It’s fair to say at this point that South Carolina’s objections to the Georgia Ports Authority’s plan to deepen the Savannah River to 48 feet have become a full-blown political controversy. How that will affect the Southeast’s readiness for larger ships set to be unleashed on the East Coast by the 2014 expansion of the Panama Canal is a core question facing the region’s future as a trade gateway.
This month, a resolution “to oppose any plan to expand the Savannah River that does not provide mutual economic benefits to the people of South Carolina” passed 46-0 in the South Carolina state Senate and 112-0 in the state House.

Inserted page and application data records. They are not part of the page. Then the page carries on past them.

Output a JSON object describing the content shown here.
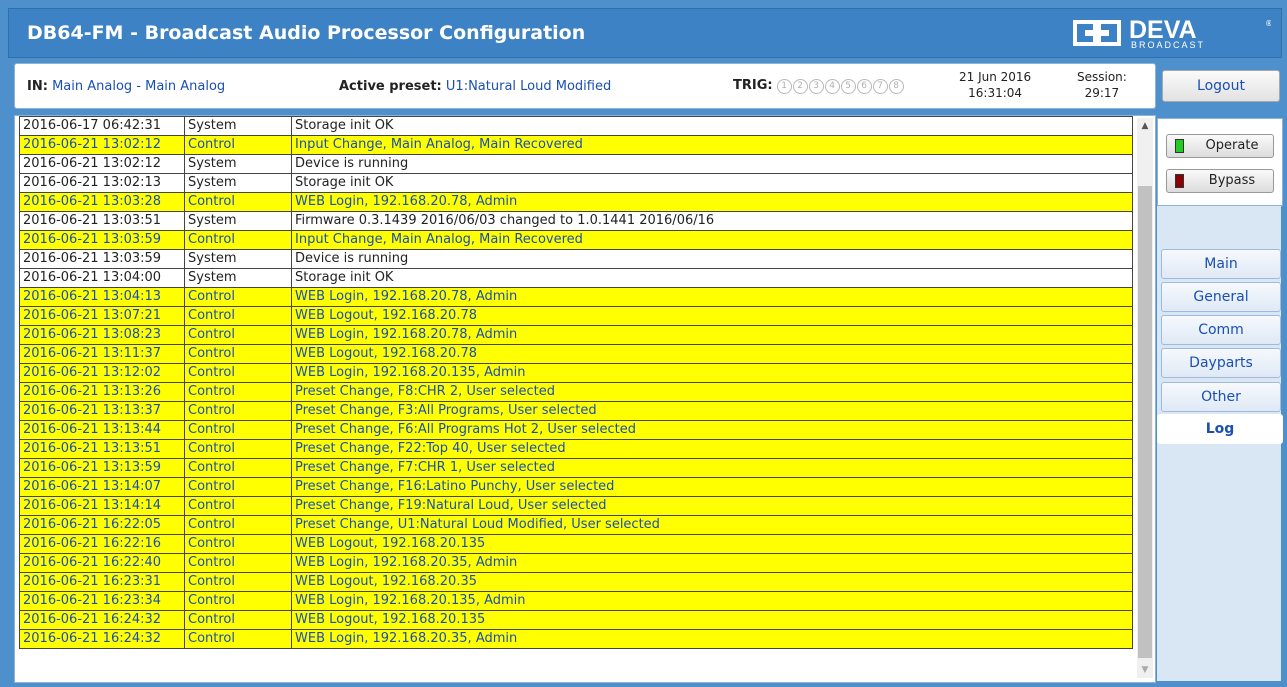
{
  "header": {
    "title": "DB64-FM - Broadcast Audio Processor Configuration",
    "logo_text": "DEVA",
    "logo_sub": "BROADCAST"
  },
  "info": {
    "in_label": "IN:",
    "in_value": "Main Analog - Main Analog",
    "preset_label": "Active preset:",
    "preset_value": "U1:Natural Loud Modified",
    "trig_label": "TRIG:",
    "trig_items": [
      "1",
      "2",
      "3",
      "4",
      "5",
      "6",
      "7",
      "8"
    ],
    "date": "21 Jun 2016",
    "time": "16:31:04",
    "session_label": "Session:",
    "session_value": "29:17"
  },
  "buttons": {
    "logout": "Logout",
    "operate": "Operate",
    "bypass": "Bypass"
  },
  "nav": [
    "Main",
    "General",
    "Comm",
    "Dayparts",
    "Other",
    "Log"
  ],
  "colors": {
    "control_row": "#ffff00",
    "link_blue": "#1a4fb5",
    "operate_led": "#22cc22",
    "bypass_led": "#8b0000"
  },
  "log": [
    [
      "2016-06-17 06:42:31",
      "System",
      "Storage init OK"
    ],
    [
      "2016-06-21 13:02:12",
      "Control",
      "Input Change, Main Analog, Main Recovered"
    ],
    [
      "2016-06-21 13:02:12",
      "System",
      "Device is running"
    ],
    [
      "2016-06-21 13:02:13",
      "System",
      "Storage init OK"
    ],
    [
      "2016-06-21 13:03:28",
      "Control",
      "WEB Login, 192.168.20.78, Admin"
    ],
    [
      "2016-06-21 13:03:51",
      "System",
      "Firmware 0.3.1439 2016/06/03 changed to 1.0.1441 2016/06/16"
    ],
    [
      "2016-06-21 13:03:59",
      "Control",
      "Input Change, Main Analog, Main Recovered"
    ],
    [
      "2016-06-21 13:03:59",
      "System",
      "Device is running"
    ],
    [
      "2016-06-21 13:04:00",
      "System",
      "Storage init OK"
    ],
    [
      "2016-06-21 13:04:13",
      "Control",
      "WEB Login, 192.168.20.78, Admin"
    ],
    [
      "2016-06-21 13:07:21",
      "Control",
      "WEB Logout, 192.168.20.78"
    ],
    [
      "2016-06-21 13:08:23",
      "Control",
      "WEB Login, 192.168.20.78, Admin"
    ],
    [
      "2016-06-21 13:11:37",
      "Control",
      "WEB Logout, 192.168.20.78"
    ],
    [
      "2016-06-21 13:12:02",
      "Control",
      "WEB Login, 192.168.20.135, Admin"
    ],
    [
      "2016-06-21 13:13:26",
      "Control",
      "Preset Change, F8:CHR 2, User selected"
    ],
    [
      "2016-06-21 13:13:37",
      "Control",
      "Preset Change, F3:All Programs, User selected"
    ],
    [
      "2016-06-21 13:13:44",
      "Control",
      "Preset Change, F6:All Programs Hot 2, User selected"
    ],
    [
      "2016-06-21 13:13:51",
      "Control",
      "Preset Change, F22:Top 40, User selected"
    ],
    [
      "2016-06-21 13:13:59",
      "Control",
      "Preset Change, F7:CHR 1, User selected"
    ],
    [
      "2016-06-21 13:14:07",
      "Control",
      "Preset Change, F16:Latino Punchy, User selected"
    ],
    [
      "2016-06-21 13:14:14",
      "Control",
      "Preset Change, F19:Natural Loud, User selected"
    ],
    [
      "2016-06-21 16:22:05",
      "Control",
      "Preset Change, U1:Natural Loud Modified, User selected"
    ],
    [
      "2016-06-21 16:22:16",
      "Control",
      "WEB Logout, 192.168.20.135"
    ],
    [
      "2016-06-21 16:22:40",
      "Control",
      "WEB Login, 192.168.20.35, Admin"
    ],
    [
      "2016-06-21 16:23:31",
      "Control",
      "WEB Logout, 192.168.20.35"
    ],
    [
      "2016-06-21 16:23:34",
      "Control",
      "WEB Login, 192.168.20.135, Admin"
    ],
    [
      "2016-06-21 16:24:32",
      "Control",
      "WEB Logout, 192.168.20.135"
    ],
    [
      "2016-06-21 16:24:32",
      "Control",
      "WEB Login, 192.168.20.35, Admin"
    ]
  ]
}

In response to an Army Corps of Engineers draft environmental impact statement released late last year supporting the 48-foot project, South Carolina’s Department of Natural Resources said environmental risks could only allow it to support a maximum deepening of 45 feet. According to the agency, “The majority of the benefits associated with the project occur in the state of Georgia, while the majority of environmental impacts occur in South Carolina or in the Savannah River, which is a shared tributary.”
On Feb. 18, Bill Stern, chairman of the South Carolina State Ports Authority, suspended the proposed Georgia-South Carolina Jasper County container terminal project, saying the planned use of the terminal site to deposit Savannah River dredged material would render it useless as a container terminal. “The current plan doesn’t benefit South Carolina one bit. It actually hurts South Carolina,” said South Carolina State Sen. Larry Grooms, chairman of the Senate Transportation Committee.
With tensions escalating, GPA board member Steve Green cited in a recent Atlanta Journal-Constitution article “elements in South Carolina apparently willing to push the Jasper port off indefinitely in an effort to delay or defeat (Savannah’s deepening).”
It appears South Carolina can’t outright block the 48-foot project, called SHEP for Savannah Harbor Expansion Project, but could challenge in court the Army Corps’ final environmental impact statement set for release this spring.
The result is that the status quo in the Southeast, including Savannah’s near-monopoly on capturing growth from Asia via the Panama Canal, could be disrupted. Until now, Charleston’s deeper harbor has been of no advantage in attracting Asia cargo because of the Panama Canal’s traditional limits on ship size; Savannah has no restrictions on the largest ships able to pass through the canal. But with the canal expanding to handle ships more than twice as large as those that pass through today, the situation changes.
Charleston has a three-foot channel depth advantage and so can handle larger ships than Savannah at its current depth. That means the longer it takes Savannah to get to 48 feet, the more it faces a competitive disadvantage to South Carolina’s largest port.
Even so, Charleston’s 45 feet relative to Savannah’s current 42 still means Charleston will have insufficient depth, without tidal restrictions, to handle the 8,000-TEU ships carriers want to bring to the East Coast from Asia via the expanded canal. For that, Charleston needs 48 to 50 feet.
But while Savannah has been working on its 48-foot deepening for more than a decade and could be within months of getting an initial go-ahead, Charleston is at the start of a multiyear approval process, one that faces another hurdle after the Obama administration’s 2012 budget proposal omitted $400,000 for an initial study.
So this is where the Southeast stands three years before the Panama Canal expansion: Savannah’s plan to deepen from 42 to 48 feet is embroiled in controversy. Charleston is years away from deepening to 50 feet, and the joint-state Jasper terminal, already a project envisioned for deeper into the future, has been suspended.
Jacksonville, meanwhile, is years away from deeper channels. To the north, Norfolk, with the only unobstructed 50-foot channel on the East Coast, must see shippers in the Southeast as a new opportunity.
There may be another way forward. Competition, not cooperation, has long defined the relationship between the Savannah and Charleston ports, but maybe it’s time that changes. A pact may not necessarily address all of the environmental concerns raised about the Savannah deepening — ranging from impact on wildlife, drinking water and other issues — but it could improve what has become a toxic political environment surrounding the Savannah River deepening.
Perhaps sensing they need to clear the air, Georgia officials have suggested a way forward — mutual support for each port’s channel depth aspirations as well as for the proposed Jasper terminal. As GPA Executive Director Curtis Foltz told the Associated Press last week, “This region demands three successful long-term ports. When you look out at the next 20, 30, 40 years, we’re going to need all the capacity a built-out Charleston, a built-out Savannah and a built-out Jasper can offer.”
It’s time for Charleston and Savannah to dig deeper for a solution.